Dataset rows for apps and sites
○ ○ ○ ○ ○
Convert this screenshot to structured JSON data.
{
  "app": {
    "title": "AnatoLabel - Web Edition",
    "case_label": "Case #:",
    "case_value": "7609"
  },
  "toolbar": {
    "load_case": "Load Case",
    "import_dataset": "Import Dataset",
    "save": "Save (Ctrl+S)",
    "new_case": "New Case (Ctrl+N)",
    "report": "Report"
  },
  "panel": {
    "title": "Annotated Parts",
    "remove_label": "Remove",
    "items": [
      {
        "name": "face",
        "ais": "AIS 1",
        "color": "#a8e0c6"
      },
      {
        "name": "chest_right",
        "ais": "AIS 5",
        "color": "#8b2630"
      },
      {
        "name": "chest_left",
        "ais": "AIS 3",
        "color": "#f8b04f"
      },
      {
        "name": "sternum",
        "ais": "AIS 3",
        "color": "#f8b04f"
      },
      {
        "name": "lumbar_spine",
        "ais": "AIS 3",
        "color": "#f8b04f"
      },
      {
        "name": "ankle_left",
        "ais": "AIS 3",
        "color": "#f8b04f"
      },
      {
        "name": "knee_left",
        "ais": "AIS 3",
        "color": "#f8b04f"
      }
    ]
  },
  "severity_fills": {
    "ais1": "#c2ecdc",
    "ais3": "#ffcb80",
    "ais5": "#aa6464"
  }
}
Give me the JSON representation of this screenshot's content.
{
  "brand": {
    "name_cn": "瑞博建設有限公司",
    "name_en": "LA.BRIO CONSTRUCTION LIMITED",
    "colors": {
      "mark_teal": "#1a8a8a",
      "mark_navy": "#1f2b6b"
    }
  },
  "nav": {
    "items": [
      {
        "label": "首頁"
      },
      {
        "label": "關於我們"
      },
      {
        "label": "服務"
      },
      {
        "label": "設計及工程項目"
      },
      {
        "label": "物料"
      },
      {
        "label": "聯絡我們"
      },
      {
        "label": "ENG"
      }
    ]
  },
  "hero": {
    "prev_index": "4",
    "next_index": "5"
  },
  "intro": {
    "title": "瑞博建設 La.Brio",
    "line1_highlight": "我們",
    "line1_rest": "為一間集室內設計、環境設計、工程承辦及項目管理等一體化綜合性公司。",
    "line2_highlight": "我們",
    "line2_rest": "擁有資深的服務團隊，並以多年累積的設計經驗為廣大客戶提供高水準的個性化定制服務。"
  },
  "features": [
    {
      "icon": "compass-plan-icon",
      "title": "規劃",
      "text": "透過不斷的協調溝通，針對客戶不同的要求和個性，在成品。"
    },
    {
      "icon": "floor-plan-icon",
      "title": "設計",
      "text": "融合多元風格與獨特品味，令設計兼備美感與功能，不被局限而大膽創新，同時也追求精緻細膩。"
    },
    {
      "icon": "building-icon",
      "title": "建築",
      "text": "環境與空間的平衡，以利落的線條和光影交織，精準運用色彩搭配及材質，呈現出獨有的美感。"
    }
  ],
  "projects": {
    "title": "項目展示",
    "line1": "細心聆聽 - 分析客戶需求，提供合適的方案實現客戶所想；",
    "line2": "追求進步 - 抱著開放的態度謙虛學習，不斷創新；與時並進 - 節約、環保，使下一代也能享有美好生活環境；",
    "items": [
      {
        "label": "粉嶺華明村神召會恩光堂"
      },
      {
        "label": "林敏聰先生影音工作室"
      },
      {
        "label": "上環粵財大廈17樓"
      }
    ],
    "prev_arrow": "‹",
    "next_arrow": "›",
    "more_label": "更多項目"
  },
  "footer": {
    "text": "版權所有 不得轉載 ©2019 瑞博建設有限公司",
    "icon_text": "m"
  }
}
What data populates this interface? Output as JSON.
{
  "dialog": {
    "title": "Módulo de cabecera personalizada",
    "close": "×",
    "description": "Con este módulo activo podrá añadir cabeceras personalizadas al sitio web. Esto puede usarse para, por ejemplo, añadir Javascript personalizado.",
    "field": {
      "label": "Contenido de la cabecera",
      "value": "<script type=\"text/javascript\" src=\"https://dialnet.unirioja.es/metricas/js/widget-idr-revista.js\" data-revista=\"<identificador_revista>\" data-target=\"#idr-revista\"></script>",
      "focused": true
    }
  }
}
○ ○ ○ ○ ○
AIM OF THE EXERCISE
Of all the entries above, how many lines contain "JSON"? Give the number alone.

EXERCISE ANSWER
3